== Entries shown ==
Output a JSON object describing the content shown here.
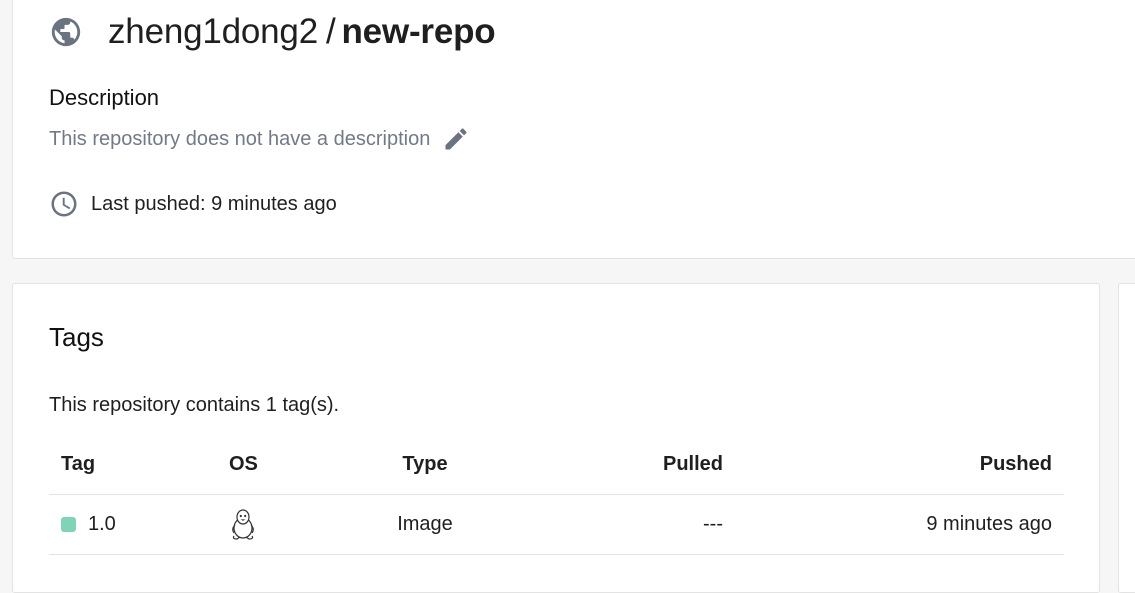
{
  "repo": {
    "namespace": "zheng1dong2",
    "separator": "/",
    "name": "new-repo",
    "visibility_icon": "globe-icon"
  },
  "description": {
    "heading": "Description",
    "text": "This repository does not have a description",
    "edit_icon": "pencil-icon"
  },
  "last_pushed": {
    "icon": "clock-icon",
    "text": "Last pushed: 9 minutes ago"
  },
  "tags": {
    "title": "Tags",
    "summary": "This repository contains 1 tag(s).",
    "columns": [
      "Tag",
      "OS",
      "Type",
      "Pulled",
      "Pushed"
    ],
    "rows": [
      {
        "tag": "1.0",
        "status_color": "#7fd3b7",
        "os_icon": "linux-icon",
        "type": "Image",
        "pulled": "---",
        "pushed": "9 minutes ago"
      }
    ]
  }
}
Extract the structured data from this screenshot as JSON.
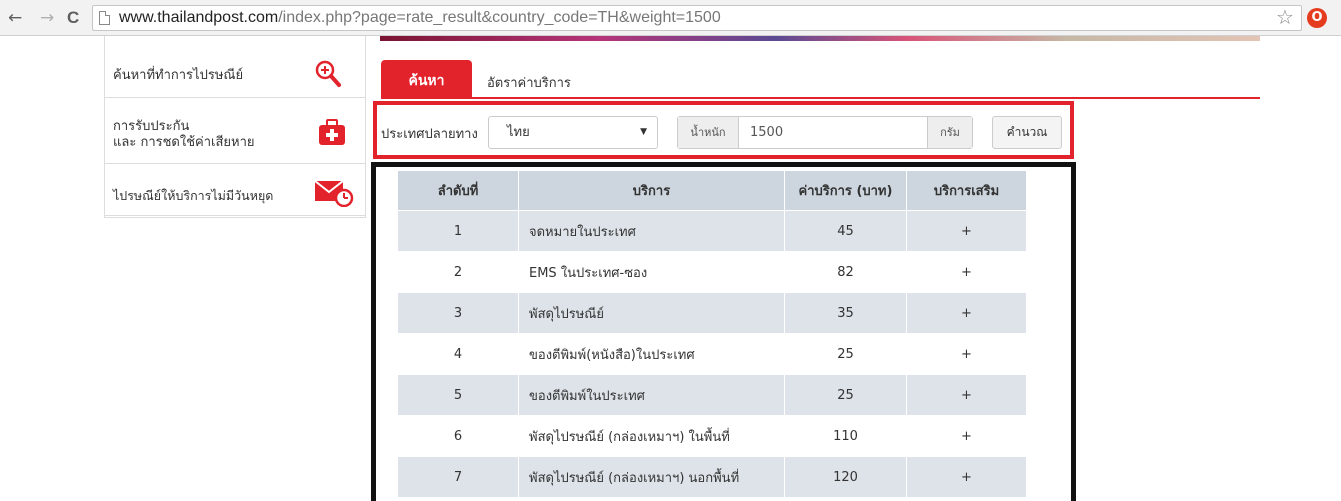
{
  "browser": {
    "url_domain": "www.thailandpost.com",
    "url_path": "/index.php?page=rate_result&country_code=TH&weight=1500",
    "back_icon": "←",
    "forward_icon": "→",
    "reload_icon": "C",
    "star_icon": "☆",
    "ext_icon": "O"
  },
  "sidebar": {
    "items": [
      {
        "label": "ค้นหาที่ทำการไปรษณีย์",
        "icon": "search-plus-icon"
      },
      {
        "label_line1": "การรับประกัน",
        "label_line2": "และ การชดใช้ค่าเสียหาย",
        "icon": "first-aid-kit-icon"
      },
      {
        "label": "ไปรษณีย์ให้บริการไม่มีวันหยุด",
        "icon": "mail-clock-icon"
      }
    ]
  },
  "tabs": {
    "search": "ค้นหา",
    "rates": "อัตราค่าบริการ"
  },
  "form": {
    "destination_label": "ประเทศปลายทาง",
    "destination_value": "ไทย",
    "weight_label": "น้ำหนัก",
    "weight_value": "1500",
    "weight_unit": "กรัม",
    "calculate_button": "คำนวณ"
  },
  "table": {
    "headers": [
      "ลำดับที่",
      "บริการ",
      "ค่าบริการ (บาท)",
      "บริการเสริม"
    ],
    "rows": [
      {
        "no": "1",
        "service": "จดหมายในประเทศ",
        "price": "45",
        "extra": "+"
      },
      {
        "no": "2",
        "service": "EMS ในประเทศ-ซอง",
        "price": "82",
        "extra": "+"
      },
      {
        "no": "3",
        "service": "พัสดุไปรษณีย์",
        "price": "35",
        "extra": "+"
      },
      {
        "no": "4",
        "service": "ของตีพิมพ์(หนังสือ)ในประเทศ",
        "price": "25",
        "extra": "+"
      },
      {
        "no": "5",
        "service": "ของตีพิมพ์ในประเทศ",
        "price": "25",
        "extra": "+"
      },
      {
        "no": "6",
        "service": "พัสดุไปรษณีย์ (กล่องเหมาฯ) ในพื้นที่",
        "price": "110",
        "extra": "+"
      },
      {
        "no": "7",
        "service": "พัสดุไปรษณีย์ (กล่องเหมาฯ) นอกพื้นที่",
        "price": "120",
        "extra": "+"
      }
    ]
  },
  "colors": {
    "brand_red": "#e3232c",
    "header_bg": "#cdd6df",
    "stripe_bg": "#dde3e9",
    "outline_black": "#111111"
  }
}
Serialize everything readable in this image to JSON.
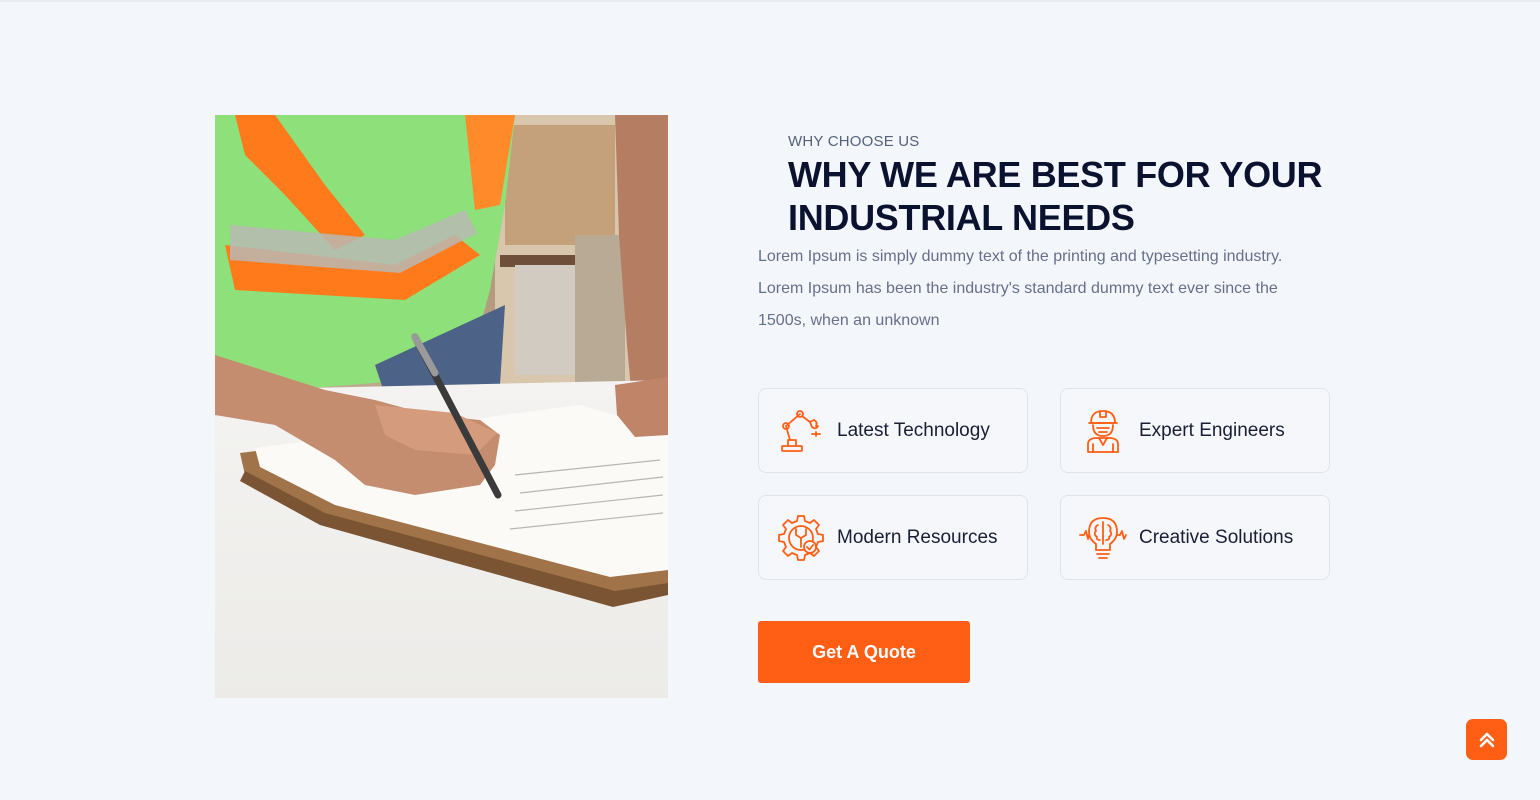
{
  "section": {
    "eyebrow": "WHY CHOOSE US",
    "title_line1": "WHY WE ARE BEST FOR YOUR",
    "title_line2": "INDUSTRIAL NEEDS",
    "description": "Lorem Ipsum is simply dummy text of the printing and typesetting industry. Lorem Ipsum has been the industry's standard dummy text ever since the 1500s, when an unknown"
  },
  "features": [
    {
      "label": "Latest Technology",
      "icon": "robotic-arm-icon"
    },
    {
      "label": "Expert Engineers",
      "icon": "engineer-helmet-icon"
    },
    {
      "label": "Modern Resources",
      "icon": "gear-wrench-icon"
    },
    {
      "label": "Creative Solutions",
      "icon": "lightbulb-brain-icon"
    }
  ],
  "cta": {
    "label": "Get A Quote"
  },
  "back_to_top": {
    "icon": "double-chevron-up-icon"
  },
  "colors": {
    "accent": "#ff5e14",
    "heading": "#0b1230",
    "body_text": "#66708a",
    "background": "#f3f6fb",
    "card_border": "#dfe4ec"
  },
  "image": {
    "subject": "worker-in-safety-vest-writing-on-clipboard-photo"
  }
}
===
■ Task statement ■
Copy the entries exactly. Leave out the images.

■ Result of the exercise ■
Output a JSON object describing the content shown here.
{
  "repo": {
    "namespace": "zheng1dong2",
    "separator": "/",
    "name": "new-repo",
    "visibility_icon": "globe-icon"
  },
  "description": {
    "heading": "Description",
    "text": "This repository does not have a description",
    "edit_icon": "pencil-icon"
  },
  "last_pushed": {
    "icon": "clock-icon",
    "text": "Last pushed: 9 minutes ago"
  },
  "tags": {
    "title": "Tags",
    "summary": "This repository contains 1 tag(s).",
    "columns": [
      "Tag",
      "OS",
      "Type",
      "Pulled",
      "Pushed"
    ],
    "rows": [
      {
        "tag": "1.0",
        "status_color": "#7fd3b7",
        "os_icon": "linux-icon",
        "type": "Image",
        "pulled": "---",
        "pushed": "9 minutes ago"
      }
    ]
  }
}
Extract the structured data from this screenshot as JSON.
{
  "browser": {
    "url_domain": "www.thailandpost.com",
    "url_path": "/index.php?page=rate_result&country_code=TH&weight=1500",
    "back_icon": "←",
    "forward_icon": "→",
    "reload_icon": "C",
    "star_icon": "☆",
    "ext_icon": "O"
  },
  "sidebar": {
    "items": [
      {
        "label": "ค้นหาที่ทำการไปรษณีย์",
        "icon": "search-plus-icon"
      },
      {
        "label_line1": "การรับประกัน",
        "label_line2": "และ การชดใช้ค่าเสียหาย",
        "icon": "first-aid-kit-icon"
      },
      {
        "label": "ไปรษณีย์ให้บริการไม่มีวันหยุด",
        "icon": "mail-clock-icon"
      }
    ]
  },
  "tabs": {
    "search": "ค้นหา",
    "rates": "อัตราค่าบริการ"
  },
  "form": {
    "destination_label": "ประเทศปลายทาง",
    "destination_value": "ไทย",
    "weight_label": "น้ำหนัก",
    "weight_value": "1500",
    "weight_unit": "กรัม",
    "calculate_button": "คำนวณ"
  },
  "table": {
    "headers": [
      "ลำดับที่",
      "บริการ",
      "ค่าบริการ (บาท)",
      "บริการเสริม"
    ],
    "rows": [
      {
        "no": "1",
        "service": "จดหมายในประเทศ",
        "price": "45",
        "extra": "+"
      },
      {
        "no": "2",
        "service": "EMS ในประเทศ-ซอง",
        "price": "82",
        "extra": "+"
      },
      {
        "no": "3",
        "service": "พัสดุไปรษณีย์",
        "price": "35",
        "extra": "+"
      },
      {
        "no": "4",
        "service": "ของตีพิมพ์(หนังสือ)ในประเทศ",
        "price": "25",
        "extra": "+"
      },
      {
        "no": "5",
        "service": "ของตีพิมพ์ในประเทศ",
        "price": "25",
        "extra": "+"
      },
      {
        "no": "6",
        "service": "พัสดุไปรษณีย์ (กล่องเหมาฯ) ในพื้นที่",
        "price": "110",
        "extra": "+"
      },
      {
        "no": "7",
        "service": "พัสดุไปรษณีย์ (กล่องเหมาฯ) นอกพื้นที่",
        "price": "120",
        "extra": "+"
      }
    ]
  },
  "colors": {
    "brand_red": "#e3232c",
    "header_bg": "#cdd6df",
    "stripe_bg": "#dde3e9",
    "outline_black": "#111111"
  }
}
Serialize everything readable in this image to JSON.
{
  "section": {
    "eyebrow": "WHY CHOOSE US",
    "title_line1": "WHY WE ARE BEST FOR YOUR",
    "title_line2": "INDUSTRIAL NEEDS",
    "description": "Lorem Ipsum is simply dummy text of the printing and typesetting industry. Lorem Ipsum has been the industry's standard dummy text ever since the 1500s, when an unknown"
  },
  "features": [
    {
      "label": "Latest Technology",
      "icon": "robotic-arm-icon"
    },
    {
      "label": "Expert Engineers",
      "icon": "engineer-helmet-icon"
    },
    {
      "label": "Modern Resources",
      "icon": "gear-wrench-icon"
    },
    {
      "label": "Creative Solutions",
      "icon": "lightbulb-brain-icon"
    }
  ],
  "cta": {
    "label": "Get A Quote"
  },
  "back_to_top": {
    "icon": "double-chevron-up-icon"
  },
  "colors": {
    "accent": "#ff5e14",
    "heading": "#0b1230",
    "body_text": "#66708a",
    "background": "#f3f6fb",
    "card_border": "#dfe4ec"
  },
  "image": {
    "subject": "worker-in-safety-vest-writing-on-clipboard-photo"
  }
}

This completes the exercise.